WHAT TO WORK ON |
Copy all lines in the data that contain the string "text".

RECORDED INFORMATION |
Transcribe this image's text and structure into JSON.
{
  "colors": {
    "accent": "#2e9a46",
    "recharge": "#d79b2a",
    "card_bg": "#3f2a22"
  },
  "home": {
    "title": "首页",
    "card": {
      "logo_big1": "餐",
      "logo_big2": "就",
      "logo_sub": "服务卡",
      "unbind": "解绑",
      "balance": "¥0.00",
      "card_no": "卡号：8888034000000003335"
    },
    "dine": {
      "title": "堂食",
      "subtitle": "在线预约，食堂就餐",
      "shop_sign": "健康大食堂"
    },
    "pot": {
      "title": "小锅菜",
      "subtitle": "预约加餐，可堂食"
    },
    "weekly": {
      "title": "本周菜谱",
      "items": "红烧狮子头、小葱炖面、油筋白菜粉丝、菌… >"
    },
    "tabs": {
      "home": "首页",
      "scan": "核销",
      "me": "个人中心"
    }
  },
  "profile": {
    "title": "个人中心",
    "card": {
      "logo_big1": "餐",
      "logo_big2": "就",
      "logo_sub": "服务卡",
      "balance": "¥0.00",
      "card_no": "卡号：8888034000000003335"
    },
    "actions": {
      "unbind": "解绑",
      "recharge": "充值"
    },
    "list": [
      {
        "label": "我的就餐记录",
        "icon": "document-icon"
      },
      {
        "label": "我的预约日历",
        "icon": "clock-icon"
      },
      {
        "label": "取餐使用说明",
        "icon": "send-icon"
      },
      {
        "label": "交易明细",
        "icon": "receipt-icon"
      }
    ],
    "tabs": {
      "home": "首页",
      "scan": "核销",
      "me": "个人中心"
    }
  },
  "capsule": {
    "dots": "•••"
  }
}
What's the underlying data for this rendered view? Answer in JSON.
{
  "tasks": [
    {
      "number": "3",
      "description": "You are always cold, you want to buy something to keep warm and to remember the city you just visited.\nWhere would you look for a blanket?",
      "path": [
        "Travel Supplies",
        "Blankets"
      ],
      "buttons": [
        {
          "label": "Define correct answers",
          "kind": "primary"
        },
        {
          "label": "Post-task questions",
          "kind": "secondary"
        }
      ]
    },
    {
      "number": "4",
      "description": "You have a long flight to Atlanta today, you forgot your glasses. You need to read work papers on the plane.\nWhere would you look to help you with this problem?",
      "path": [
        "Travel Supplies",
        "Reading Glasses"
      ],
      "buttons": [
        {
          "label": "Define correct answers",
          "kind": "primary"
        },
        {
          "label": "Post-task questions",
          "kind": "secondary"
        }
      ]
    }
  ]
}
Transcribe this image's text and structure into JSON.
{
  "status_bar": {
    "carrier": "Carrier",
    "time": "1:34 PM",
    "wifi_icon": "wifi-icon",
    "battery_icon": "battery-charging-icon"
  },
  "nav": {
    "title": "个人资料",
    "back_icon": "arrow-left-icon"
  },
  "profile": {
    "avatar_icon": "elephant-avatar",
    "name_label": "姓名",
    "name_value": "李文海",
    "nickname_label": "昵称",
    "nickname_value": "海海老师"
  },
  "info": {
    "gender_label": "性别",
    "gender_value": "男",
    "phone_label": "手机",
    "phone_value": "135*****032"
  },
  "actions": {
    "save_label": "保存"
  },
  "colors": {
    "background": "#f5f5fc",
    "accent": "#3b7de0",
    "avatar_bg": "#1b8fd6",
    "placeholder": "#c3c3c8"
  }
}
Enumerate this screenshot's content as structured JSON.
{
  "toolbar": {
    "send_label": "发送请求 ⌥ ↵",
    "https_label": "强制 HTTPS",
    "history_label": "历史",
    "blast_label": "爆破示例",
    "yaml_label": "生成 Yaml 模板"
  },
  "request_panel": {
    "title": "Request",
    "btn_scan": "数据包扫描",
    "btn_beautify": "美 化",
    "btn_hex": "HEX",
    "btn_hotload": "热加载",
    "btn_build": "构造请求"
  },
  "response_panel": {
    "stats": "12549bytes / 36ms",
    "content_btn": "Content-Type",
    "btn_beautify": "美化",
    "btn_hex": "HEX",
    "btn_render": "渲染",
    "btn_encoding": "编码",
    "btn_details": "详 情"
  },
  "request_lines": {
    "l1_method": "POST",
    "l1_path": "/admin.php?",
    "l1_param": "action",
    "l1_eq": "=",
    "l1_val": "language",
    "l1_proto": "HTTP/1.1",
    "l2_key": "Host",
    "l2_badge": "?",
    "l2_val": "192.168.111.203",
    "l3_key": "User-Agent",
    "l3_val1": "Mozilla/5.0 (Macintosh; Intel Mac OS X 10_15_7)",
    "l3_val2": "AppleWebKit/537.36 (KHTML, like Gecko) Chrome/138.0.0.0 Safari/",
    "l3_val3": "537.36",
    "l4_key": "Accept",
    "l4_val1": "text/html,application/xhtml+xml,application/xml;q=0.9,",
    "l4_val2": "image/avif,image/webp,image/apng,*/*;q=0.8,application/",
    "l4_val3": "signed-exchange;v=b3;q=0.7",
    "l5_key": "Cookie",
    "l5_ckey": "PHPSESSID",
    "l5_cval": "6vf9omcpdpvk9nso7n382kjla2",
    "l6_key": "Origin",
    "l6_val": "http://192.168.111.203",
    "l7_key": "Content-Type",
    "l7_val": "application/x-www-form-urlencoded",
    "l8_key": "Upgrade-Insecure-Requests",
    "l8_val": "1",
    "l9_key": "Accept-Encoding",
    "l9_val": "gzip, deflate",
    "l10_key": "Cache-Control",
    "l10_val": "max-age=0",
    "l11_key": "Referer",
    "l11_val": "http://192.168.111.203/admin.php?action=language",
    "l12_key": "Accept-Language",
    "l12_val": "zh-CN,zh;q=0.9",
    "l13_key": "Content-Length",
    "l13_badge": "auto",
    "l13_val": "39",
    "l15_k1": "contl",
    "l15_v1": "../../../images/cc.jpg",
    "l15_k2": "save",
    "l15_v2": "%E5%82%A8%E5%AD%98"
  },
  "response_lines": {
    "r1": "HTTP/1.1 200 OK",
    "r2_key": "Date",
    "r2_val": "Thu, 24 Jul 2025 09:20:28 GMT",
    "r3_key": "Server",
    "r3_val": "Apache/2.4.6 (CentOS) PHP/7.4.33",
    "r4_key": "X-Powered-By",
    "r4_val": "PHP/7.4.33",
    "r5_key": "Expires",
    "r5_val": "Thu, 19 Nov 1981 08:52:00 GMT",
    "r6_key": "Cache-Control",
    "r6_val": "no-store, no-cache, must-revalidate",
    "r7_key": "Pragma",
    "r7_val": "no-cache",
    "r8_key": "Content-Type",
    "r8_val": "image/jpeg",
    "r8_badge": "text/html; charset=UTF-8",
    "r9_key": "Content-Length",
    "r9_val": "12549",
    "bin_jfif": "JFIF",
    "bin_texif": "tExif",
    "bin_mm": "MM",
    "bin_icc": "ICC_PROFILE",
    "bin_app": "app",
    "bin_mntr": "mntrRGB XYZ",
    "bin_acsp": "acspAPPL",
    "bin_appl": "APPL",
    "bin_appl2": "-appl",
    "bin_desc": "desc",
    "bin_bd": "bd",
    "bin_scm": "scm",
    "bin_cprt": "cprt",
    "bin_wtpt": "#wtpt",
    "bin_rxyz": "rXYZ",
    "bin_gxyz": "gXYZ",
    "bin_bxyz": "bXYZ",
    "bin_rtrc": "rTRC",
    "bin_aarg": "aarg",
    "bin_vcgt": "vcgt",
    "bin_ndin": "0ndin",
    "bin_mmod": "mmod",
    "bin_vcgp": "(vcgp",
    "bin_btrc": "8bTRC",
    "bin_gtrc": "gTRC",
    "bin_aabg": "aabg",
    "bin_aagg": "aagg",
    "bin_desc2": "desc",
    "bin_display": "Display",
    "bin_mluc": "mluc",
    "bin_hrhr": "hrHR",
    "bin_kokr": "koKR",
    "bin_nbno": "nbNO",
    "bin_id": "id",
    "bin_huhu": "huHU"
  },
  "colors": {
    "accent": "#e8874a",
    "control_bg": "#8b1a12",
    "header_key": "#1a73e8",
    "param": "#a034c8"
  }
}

WRITTEN RESPONSE |
Transcribe this image's text and structure into JSON.
Transcribe this image's text and structure into JSON.
    "l4_val1": "text/html,application/xhtml+xml,application/xml;q=0.9,",
    "r8_badge": "text/html; charset=UTF-8",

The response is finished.